_Exercise description:_ Look through the records and copy each line that has "coppie" in it.
● ● ● ● ● ● ●
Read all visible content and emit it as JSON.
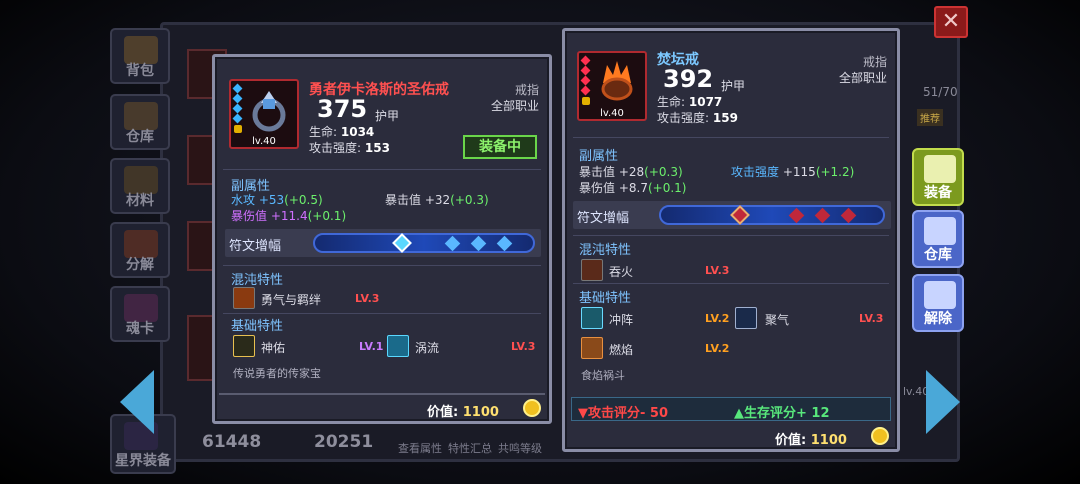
{
  "background": {
    "menu": [
      "背包",
      "仓库",
      "材料",
      "分解",
      "魂卡",
      "星界装备"
    ],
    "counter": "51/70",
    "tag": "推荐",
    "bottom_value_1": "61448",
    "bottom_value_2": "20251",
    "bottom_buttons": [
      "查看属性",
      "特性汇总",
      "共鸣等级"
    ],
    "side_level": "lv.40"
  },
  "right_actions": {
    "equip": "装备",
    "store": "仓库",
    "remove": "解除"
  },
  "left_item": {
    "name": "勇者伊卡洛斯的圣佑戒",
    "name_color": "#ff5050",
    "level": "lv.40",
    "score": "375",
    "score_type": "护甲",
    "hp_label": "生命:",
    "hp": "1034",
    "atk_label": "攻击强度:",
    "atk": "153",
    "slot": "戒指",
    "job": "全部职业",
    "equipped_label": "装备中",
    "sub_title": "副属性",
    "subs": [
      {
        "label": "水攻",
        "base": "+53",
        "bonus": "(+0.5)",
        "color": "#5ab8ff"
      },
      {
        "label": "暴击值",
        "base": "+32",
        "bonus": "(+0.3)",
        "color": "#ffffff"
      },
      {
        "label": "暴伤值",
        "base": "+11.4",
        "bonus": "(+0.1)",
        "color": "#d070ff"
      }
    ],
    "rune_label": "符文增幅",
    "chaos_title": "混沌特性",
    "chaos_traits": [
      {
        "name": "勇气与羁绊",
        "level": "LV.3"
      }
    ],
    "basic_title": "基础特性",
    "basic_traits": [
      {
        "name": "神佑",
        "level": "LV.1"
      },
      {
        "name": "涡流",
        "level": "LV.3"
      }
    ],
    "description": "传说勇者的传家宝",
    "price_label": "价值:",
    "price": "1100"
  },
  "right_item": {
    "name": "焚坛戒",
    "name_color": "#7cc8ff",
    "level": "lv.40",
    "score": "392",
    "score_type": "护甲",
    "hp_label": "生命:",
    "hp": "1077",
    "atk_label": "攻击强度:",
    "atk": "159",
    "slot": "戒指",
    "job": "全部职业",
    "sub_title": "副属性",
    "subs": [
      {
        "label": "暴击值",
        "base": "+28",
        "bonus": "(+0.3)",
        "color": "#ffffff"
      },
      {
        "label": "攻击强度",
        "base": "+115",
        "bonus": "(+1.2)",
        "color": "#5ab8ff"
      },
      {
        "label": "暴伤值",
        "base": "+8.7",
        "bonus": "(+0.1)",
        "color": "#ffffff"
      }
    ],
    "rune_label": "符文增幅",
    "chaos_title": "混沌特性",
    "chaos_traits": [
      {
        "name": "吞火",
        "level": "LV.3"
      }
    ],
    "basic_title": "基础特性",
    "basic_traits": [
      {
        "name": "冲阵",
        "level": "LV.2"
      },
      {
        "name": "聚气",
        "level": "LV.3"
      },
      {
        "name": "燃焰",
        "level": "LV.2"
      }
    ],
    "description": "食焰祸斗",
    "score_down": "▼攻击评分- 50",
    "score_up": "▲生存评分+ 12",
    "price_label": "价值:",
    "price": "1100"
  }
}
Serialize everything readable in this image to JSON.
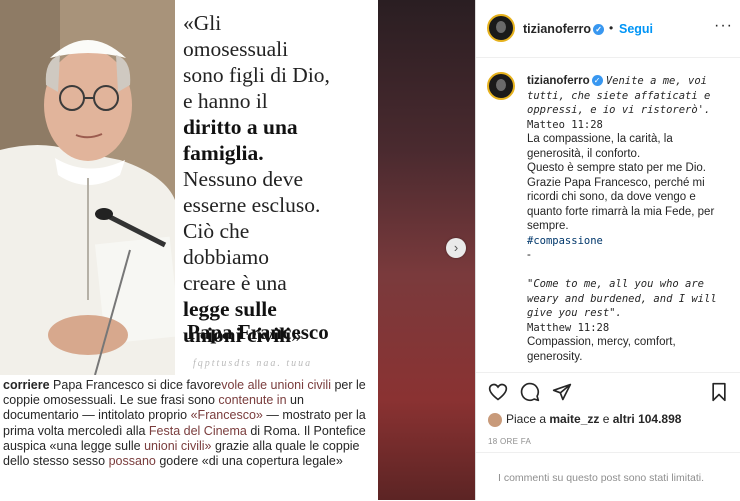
{
  "post": {
    "quote_lines": [
      "«Gli",
      "omosessuali",
      "sono figli di Dio,",
      "e hanno il"
    ],
    "quote_bold_1": [
      "diritto a una",
      "famiglia."
    ],
    "quote_lines_2": [
      "Nessuno deve",
      "esserne escluso.",
      "Ciò che",
      "dobbiamo",
      "creare è una"
    ],
    "quote_bold_2": [
      "legge sulle",
      "unioni civili"
    ],
    "quote_end": "»",
    "signature": "Papa Francesco",
    "watermark": "fqpttusdts naa. tuua"
  },
  "caption": {
    "user": "corriere",
    "parts": [
      {
        "t": " Papa Francesco si dice favore"
      },
      {
        "t": "vole alle unioni civili",
        "hl": true
      },
      {
        "t": " per le coppie omosessuali. Le sue frasi sono "
      },
      {
        "t": "contenute in",
        "hl": true
      },
      {
        "t": " un documentario — intitolato proprio "
      },
      {
        "t": "«Francesco»",
        "hl": true
      },
      {
        "t": " — mostrato per la prima volta mercoledì alla "
      },
      {
        "t": "Festa del Cinema",
        "hl": true
      },
      {
        "t": " di Roma. Il Pontefice auspica «una legge sulle "
      },
      {
        "t": "unioni civili»",
        "hl": true
      },
      {
        "t": " grazie alla quale le coppie dello stesso sesso "
      },
      {
        "t": "possano",
        "hl": true
      },
      {
        "t": " godere «di una copertura legale»"
      }
    ]
  },
  "header": {
    "username": "tizianoferro",
    "verified": "✓",
    "dot": "•",
    "follow_label": "Segui",
    "more": "···"
  },
  "comment": {
    "username": "tizianoferro",
    "line_fancy_it": "Venite a me, voi tutti, che siete affaticati e oppressi, e io vi ristorerò'.",
    "ref_it": "Matteo 11:28",
    "text_it_1": "La compassione, la carità, la generosità, il conforto.",
    "text_it_2": "Questo è sempre stato per me Dio. Grazie Papa Francesco, perché mi ricordi chi sono, da dove vengo e quanto forte rimarrà la mia Fede, per sempre.",
    "hashtag": "#compassione",
    "dash": "-",
    "line_fancy_en": "\"Come to me, all you who are weary and burdened, and I will give you rest\".",
    "ref_en": "Matthew 11:28",
    "text_en": "Compassion, mercy, comfort, generosity."
  },
  "actions": {
    "like_icon": "heart-icon",
    "comment_icon": "comment-icon",
    "share_icon": "paper-plane-icon",
    "save_icon": "bookmark-icon"
  },
  "likes": {
    "prefix": "Piace a ",
    "user": "maite_zz",
    "middle": " e ",
    "others": "altri 104.898"
  },
  "timestamp": "18 ORE FA",
  "comments_limited": "I commenti su questo post sono stati limitati.",
  "nav_arrow": "›",
  "colors": {
    "follow": "#0095f6",
    "verified": "#3897f0",
    "link": "#7a3d3d"
  }
}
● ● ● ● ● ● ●
_Your solution:_
        "t": " per le coppie omosessuali. Le sue frasi sono "
        "t": " grazie alla quale le coppie dello stesso sesso "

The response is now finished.